Air quality in Delhi turned ‘very bad’ this morning as people broke off fireworks in various parts of the national capital on Diwali night, defying the ban.
Loud blasts of fireworks thundered throughout Diwali night, exceeding allowable decibel limits making the air unbreathable. At dusk, people began cracking their fireworks, and as the night wore on, the intensity of the fireworks increased.
Delhi’s air quality index (AQI) stood at 323 at 6 a.m. today, a day after Diwali, according to the System of Air Quality and Weather Forecasting and Research (SAFAR). Also in neighboring Gurugram, Noida and Faridabad, air quality fell into the ‘very poor’ category.
An AQI between zero and 50 is considered “good”, 51 and 100 “satisfactory”, 101 and 200 “moderate”, 201 and 300 “poor”, 301 and 400 “very bad”, and 401 and 500 “severe”.
However, according to the Central Pollution Control Board (CPCB), Delhi’s pollution level was its lowest in four years this Diwali with a 24-hour average AQI of 312. The national capital had registered an AQI of 382 last year; 414 in 2020 and 337 in 2019.

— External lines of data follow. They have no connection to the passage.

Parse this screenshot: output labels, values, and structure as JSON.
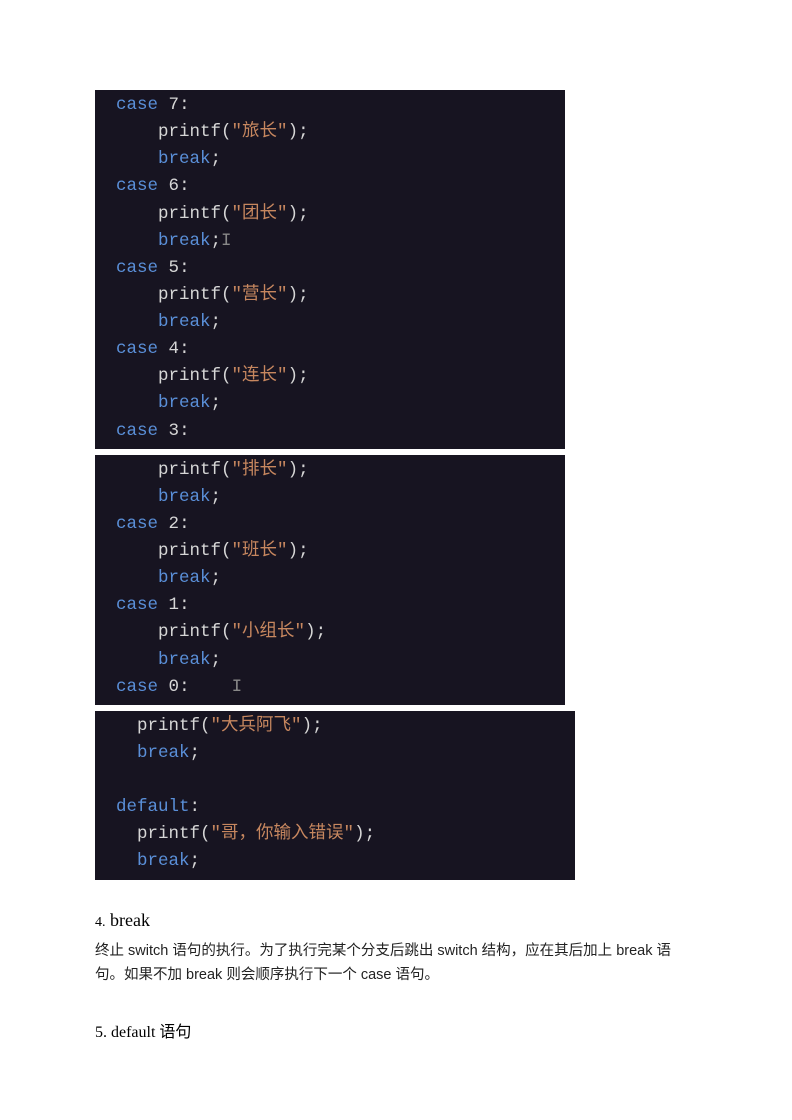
{
  "code1": {
    "l1_case": "case",
    "l1_num": "7",
    "l1_colon": ":",
    "l2_fn": "printf",
    "l2_open": "(",
    "l2_str": "\"旅长\"",
    "l2_close": ")",
    "l2_semi": ";",
    "l3_break": "break",
    "l3_semi": ";",
    "l4_case": "case",
    "l4_num": "6",
    "l4_colon": ":",
    "l5_fn": "printf",
    "l5_open": "(",
    "l5_str": "\"团长\"",
    "l5_close": ")",
    "l5_semi": ";",
    "l6_break": "break",
    "l6_semi": ";",
    "l6_caret": "I",
    "l7_case": "case",
    "l7_num": "5",
    "l7_colon": ":",
    "l8_fn": "printf",
    "l8_open": "(",
    "l8_str": "\"营长\"",
    "l8_close": ")",
    "l8_semi": ";",
    "l9_break": "break",
    "l9_semi": ";",
    "l10_case": "case",
    "l10_num": "4",
    "l10_colon": ":",
    "l11_fn": "printf",
    "l11_open": "(",
    "l11_str": "\"连长\"",
    "l11_close": ")",
    "l11_semi": ";",
    "l12_break": "break",
    "l12_semi": ";",
    "l13_case": "case",
    "l13_num": "3",
    "l13_colon": ":"
  },
  "code2": {
    "l1_fn": "printf",
    "l1_open": "(",
    "l1_str": "\"排长\"",
    "l1_close": ")",
    "l1_semi": ";",
    "l2_break": "break",
    "l2_semi": ";",
    "l3_case": "case",
    "l3_num": "2",
    "l3_colon": ":",
    "l4_fn": "printf",
    "l4_open": "(",
    "l4_str": "\"班长\"",
    "l4_close": ")",
    "l4_semi": ";",
    "l5_break": "break",
    "l5_semi": ";",
    "l6_case": "case",
    "l6_num": "1",
    "l6_colon": ":",
    "l7_fn": "printf",
    "l7_open": "(",
    "l7_str": "\"小组长\"",
    "l7_close": ")",
    "l7_semi": ";",
    "l8_break": "break",
    "l8_semi": ";",
    "l9_case": "case",
    "l9_num": "0",
    "l9_colon": ":",
    "l9_caret": "I"
  },
  "code3": {
    "l1_fn": "printf",
    "l1_open": "(",
    "l1_str": "\"大兵阿飞\"",
    "l1_close": ")",
    "l1_semi": ";",
    "l2_break": "break",
    "l2_semi": ";",
    "l4_default": "default",
    "l4_colon": ":",
    "l5_fn": "printf",
    "l5_open": "(",
    "l5_str": "\"哥，你输入错误\"",
    "l5_close": ")",
    "l5_semi": ";",
    "l6_break": "break",
    "l6_semi": ";"
  },
  "section4": {
    "num": "4.",
    "title": "break",
    "para": "终止 switch 语句的执行。为了执行完某个分支后跳出 switch 结构，应在其后加上 break 语句。如果不加 break 则会顺序执行下一个 case 语句。"
  },
  "section5": {
    "num": "5.",
    "title": "default 语句"
  }
}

The Delhi government had banned the production, storage, sale and bursting of fireworks in this Diwali after taking into account the environmental and health risks associated with them. Those caught violating the ban would be fined and jailed for six months, the government had said.
Last week, the Supreme Court also refused to lift the fireworks ban in Delhi over pollution.
“How can we allow fireworks even if they are green crackers? Have you seen the pollution of Delhi?” the Supreme Court had asked – to reject BJP MP Manoj Tiwari’s plea against the Delhi government order.
The AAP government also banned the sale and use of fireworks last Diwali over concerns about alarming levels of air pollution.
In addition to fireworks, air pollution in Delhi during the Diwali period is exacerbated by stubble burning – a controversial practice – in neighboring states like Haryana and Punjab.